Crude soluble antigen (CSA) produced from Entamoeba histolytica trophozoite is conventionally used for serodiagnosis of invasive amoebiasis. However, high background seropositivities by CSA-assay in endemic areas complicate the interpretation of positive result in clinical settings. Instead, incorporating a second assay which indicates active or recent infection into the routine amoebic serology could possibly complement the limitations of CSA-assay. Hence, the present study aimed to evaluate the diagnostic efficacies of indirect ELISAs using CSA and excretory-secretory antigen (ESA) for serodiagnosis of amoebic liver abscess (ALA). Reference standard for diagnosis of ALA at Hospital Universiti Sains Malaysia is based on clinical presentation, radiological imaging and positive indirect haemagglutination assay (titer ≥256). Five groups of human serum samples collected from the hospital included Group I - ALA diagnosed by the reference standard and pus aspirate analysis using real-time PCR (n=10), Group II - ALA diagnosed by the reference standard only (n=41), Group III - healthy control (n=45), Group IV - other diseases control (n=51) and Group V - other infectious diseases control (n=31). For serodiagnosis of ALA serum samples (Group I and II), CSA-ELISA showed sensitivities of 100% for both groups, while ESA-ELISA showed sensitivities of 100% and 88%, respectively.
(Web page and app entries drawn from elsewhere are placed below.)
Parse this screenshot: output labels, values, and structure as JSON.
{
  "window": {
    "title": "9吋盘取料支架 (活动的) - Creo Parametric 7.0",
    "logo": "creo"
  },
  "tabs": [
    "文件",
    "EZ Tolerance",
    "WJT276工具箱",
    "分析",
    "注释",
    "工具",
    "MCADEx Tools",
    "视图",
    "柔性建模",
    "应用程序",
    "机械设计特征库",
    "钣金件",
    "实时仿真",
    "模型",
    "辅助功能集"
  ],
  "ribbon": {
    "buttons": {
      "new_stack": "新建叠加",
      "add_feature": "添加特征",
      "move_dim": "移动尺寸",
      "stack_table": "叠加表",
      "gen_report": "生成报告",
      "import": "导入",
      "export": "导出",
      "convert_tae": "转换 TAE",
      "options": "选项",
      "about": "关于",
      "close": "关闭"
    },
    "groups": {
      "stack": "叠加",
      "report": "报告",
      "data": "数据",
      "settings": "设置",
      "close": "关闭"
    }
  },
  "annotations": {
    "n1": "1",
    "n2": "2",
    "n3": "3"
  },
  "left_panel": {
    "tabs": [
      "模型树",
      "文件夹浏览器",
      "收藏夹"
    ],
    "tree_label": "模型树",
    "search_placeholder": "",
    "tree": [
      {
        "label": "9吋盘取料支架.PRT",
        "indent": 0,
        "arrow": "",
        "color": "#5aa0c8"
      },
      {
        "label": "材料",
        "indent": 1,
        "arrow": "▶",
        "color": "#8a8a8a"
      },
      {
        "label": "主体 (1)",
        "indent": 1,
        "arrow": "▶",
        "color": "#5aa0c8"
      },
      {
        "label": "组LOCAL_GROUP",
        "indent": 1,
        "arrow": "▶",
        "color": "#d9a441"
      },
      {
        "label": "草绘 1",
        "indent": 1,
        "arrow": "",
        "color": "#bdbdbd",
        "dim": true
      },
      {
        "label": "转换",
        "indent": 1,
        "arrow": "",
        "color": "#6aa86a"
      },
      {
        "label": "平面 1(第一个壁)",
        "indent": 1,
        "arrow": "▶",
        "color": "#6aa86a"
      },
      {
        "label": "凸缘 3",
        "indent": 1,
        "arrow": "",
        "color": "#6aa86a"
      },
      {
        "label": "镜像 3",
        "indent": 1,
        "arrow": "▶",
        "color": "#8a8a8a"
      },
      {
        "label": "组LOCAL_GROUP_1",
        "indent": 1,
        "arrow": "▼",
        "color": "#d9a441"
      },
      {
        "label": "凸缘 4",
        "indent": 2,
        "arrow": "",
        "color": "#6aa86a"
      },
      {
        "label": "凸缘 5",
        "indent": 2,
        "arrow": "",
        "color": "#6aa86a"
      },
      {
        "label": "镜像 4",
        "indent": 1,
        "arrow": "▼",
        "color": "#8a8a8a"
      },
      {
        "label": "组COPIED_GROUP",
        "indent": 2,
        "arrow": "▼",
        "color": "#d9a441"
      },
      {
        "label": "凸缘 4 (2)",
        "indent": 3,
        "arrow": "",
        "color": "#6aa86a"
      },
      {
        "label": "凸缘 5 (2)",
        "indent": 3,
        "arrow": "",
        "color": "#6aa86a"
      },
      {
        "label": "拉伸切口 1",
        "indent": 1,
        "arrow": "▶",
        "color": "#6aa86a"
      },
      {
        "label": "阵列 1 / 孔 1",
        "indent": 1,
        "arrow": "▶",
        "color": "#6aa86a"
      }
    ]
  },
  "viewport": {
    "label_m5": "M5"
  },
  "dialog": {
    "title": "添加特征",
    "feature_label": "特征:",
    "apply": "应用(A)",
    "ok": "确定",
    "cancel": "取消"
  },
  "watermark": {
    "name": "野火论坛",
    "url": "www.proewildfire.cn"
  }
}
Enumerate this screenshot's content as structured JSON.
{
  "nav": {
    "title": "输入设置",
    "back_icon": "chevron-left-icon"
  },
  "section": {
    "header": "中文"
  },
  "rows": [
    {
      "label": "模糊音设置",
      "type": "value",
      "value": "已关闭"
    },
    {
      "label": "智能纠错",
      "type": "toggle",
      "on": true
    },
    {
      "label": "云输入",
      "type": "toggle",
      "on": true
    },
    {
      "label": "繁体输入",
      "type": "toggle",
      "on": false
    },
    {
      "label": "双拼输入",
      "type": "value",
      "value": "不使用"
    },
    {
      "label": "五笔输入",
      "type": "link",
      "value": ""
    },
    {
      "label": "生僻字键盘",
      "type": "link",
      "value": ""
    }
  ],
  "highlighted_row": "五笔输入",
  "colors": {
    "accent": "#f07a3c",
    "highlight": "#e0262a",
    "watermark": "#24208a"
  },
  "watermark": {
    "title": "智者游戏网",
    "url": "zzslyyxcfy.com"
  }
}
For serodiagnosis of non-ALA serum samples (Group III, IV and V), CSA-ELISA showed specificities of 91%, 75% and 100%, respectively; while ESA-ELISA showed specificities of 96%, 98% and 100%, respectively. Indirect ELISAs using CSA and ESA have shown distinct strength for serodiagnosis of ALA, in terms of sensitivity and specificity, respectively. In conclusion, parallel analysis by both assays improved the overall efficacies of amoebic serology as compared to either single assay.